The International Astronomical Union’s Minor Planet Center has announced that scientists have discovered an additional 20 moons orbiting Saturn, giving it the most satellites of any planetary body in our solar system. An observing team that included Scott Sheppard of the Carnegie Institution for Science, David Jewitt of University of California, Los Angeles (UCLA), and Jan Kleyna of the University of Hawaii discovered the new moons using data from the Subaru telescope on Maunakea, Hawaii. The researchers used a computer algorithm to link the data through time and confirm that the moons were indeed reliably orbiting Saturn.
The additional 20 moons orbiting Saturn brings its grand total to 82, three more than second-place Jupiter. The moons are tiny at just 3 miles across and all of them circle the planet from relatively far away. Seventeen of the moons have retrograde orbits, meaning their movement is opposite of the planet’s rotation around its axis. The other three orbit in prograde – the same direction that Saturn rotates in.
Two of the prograde moons take about two years to travel once around the ringed planet. Seventeen of the moons take about three years to circle the gas giant. Saturn’s farthest known moon takes about 5.3 years to make the full trip around the planet.
The outer moons in the new observations appear to be grouped into three distinct clusters, based on the angles at which they orbit the planet. The researchers believe that the members of each cluster probably originated from the same source, likely a big parent body that fragmented from a collision. Those bodies could have been distinct moons or outside objects such as passing asteroids.
These collisions may have happened as Saturn was in the process of forming, when a cloud of dust and gas surrounded the planet. In most cases, these bodies would have ended up spiraling into the planet and becoming part of it. Dr. Sheppard explained, “Most objects would spiral into the planet and help form the planet itself. But we think these objects were captured right when the gas and dust started dissipating. So they were captured into orbits around the planet rather than falling into the planet.”
Sheppard has invited the public to suggest names for the new moons in a contest.
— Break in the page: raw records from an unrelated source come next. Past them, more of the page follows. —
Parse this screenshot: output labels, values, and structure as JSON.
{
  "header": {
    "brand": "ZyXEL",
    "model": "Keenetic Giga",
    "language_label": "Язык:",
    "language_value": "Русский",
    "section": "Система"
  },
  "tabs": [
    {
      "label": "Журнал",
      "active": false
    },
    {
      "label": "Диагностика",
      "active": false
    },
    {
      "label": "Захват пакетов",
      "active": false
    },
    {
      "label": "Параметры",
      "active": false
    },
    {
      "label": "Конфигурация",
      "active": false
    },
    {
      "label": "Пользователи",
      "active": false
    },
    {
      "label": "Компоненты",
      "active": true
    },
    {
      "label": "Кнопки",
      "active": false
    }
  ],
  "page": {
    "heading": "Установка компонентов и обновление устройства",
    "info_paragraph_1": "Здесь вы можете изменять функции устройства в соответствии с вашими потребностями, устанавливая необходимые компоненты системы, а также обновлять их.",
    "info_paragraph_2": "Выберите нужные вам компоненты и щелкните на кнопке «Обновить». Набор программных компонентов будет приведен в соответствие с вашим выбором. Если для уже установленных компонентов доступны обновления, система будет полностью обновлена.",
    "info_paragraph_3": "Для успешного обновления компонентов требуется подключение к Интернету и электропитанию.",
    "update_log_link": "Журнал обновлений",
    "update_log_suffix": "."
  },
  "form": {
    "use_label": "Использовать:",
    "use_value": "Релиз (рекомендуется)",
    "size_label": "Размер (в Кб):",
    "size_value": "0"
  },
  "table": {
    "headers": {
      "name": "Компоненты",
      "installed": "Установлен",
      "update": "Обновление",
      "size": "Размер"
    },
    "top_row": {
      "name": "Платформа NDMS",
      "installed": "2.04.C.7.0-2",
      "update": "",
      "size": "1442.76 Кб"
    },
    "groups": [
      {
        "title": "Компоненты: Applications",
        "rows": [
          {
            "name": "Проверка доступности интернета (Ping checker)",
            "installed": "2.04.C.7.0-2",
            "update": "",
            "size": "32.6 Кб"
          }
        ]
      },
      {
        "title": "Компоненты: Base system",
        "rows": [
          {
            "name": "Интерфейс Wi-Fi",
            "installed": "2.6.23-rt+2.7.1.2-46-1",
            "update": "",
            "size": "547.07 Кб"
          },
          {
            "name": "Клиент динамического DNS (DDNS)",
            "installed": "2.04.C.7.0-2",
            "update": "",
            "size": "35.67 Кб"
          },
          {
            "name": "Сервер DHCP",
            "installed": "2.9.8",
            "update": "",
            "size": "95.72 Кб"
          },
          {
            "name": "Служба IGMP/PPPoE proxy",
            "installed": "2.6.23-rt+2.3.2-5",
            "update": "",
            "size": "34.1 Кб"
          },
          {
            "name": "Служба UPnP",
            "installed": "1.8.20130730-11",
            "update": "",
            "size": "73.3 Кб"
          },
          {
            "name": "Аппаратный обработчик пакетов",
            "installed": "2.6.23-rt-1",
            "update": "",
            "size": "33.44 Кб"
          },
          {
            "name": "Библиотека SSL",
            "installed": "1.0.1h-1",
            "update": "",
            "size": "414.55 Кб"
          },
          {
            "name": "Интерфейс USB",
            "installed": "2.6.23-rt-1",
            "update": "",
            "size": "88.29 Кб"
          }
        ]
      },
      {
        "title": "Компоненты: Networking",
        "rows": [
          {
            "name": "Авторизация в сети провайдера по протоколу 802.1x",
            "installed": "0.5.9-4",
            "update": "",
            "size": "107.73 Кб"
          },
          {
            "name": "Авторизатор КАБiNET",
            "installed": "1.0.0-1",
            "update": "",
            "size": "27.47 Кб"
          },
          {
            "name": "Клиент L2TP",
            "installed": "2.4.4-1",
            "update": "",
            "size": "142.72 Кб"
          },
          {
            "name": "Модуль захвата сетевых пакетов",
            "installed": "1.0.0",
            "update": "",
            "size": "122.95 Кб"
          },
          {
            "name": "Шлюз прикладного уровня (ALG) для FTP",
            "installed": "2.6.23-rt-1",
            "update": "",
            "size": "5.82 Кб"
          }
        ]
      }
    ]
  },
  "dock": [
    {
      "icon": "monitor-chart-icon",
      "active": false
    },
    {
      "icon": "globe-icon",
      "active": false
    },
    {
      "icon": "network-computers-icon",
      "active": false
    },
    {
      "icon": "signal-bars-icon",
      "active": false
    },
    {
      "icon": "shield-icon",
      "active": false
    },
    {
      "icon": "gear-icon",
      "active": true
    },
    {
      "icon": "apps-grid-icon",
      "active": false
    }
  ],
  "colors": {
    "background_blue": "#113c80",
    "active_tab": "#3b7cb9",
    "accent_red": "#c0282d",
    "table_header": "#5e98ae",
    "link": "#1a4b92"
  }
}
The moons must be named after giants from Norse, Gallic, or Inuit mythology, corresponding to the three different clusters.